I’m hoping this article has given you some clarity on this particularly tricky aspect of mystery writing. And if you’ll allow me, I’d like to offer… 

Just One More Hot Tip

Write your mystery with Dabble.

Is it predictable that I’d say that? Sure. But hear me out.

Dabble’s Plot Grid makes it super easy to track clues, red herrings, twists, and more. 

A Dabble Plot Grid with columns for character whereabouts and Ribbons flagging twists and red herrings.

And that’s just one feature of this all-in-one novel writing tool. If you want to learn more about how Dabble can help you craft a spine-tingling whodunit, check out this guide and template.

Or you can get started today with a two-week free trial. Follow this link to get immediate access to all of Dabble’s features, no credit card required.

Abi Wurdeman

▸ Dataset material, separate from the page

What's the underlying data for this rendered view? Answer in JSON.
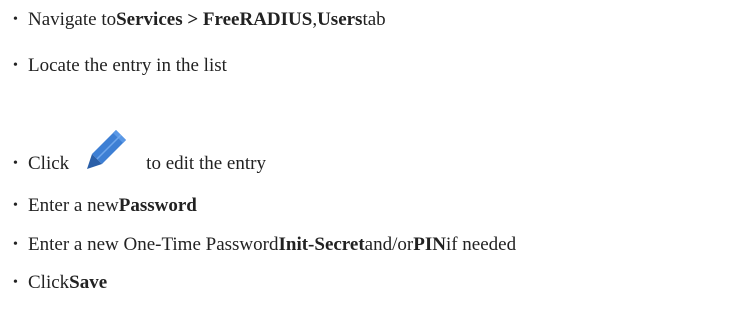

Abi Wurdeman is the author of Cross-Section of a Human Heart: A Memoir of Early Adulthood, as well as the novella, Holiday Gifts for Insufferable People. She also writes for film and television with her brother and writing partner, Phil Wurdeman. On occasion, Abi pretends to be a poet. One of her poems is (legally) stamped into a sidewalk in Santa Clarita, California. When she’s not writing, Abi is most likely hiking, reading, or texting her mother pictures of her houseplants to ask why they look like that.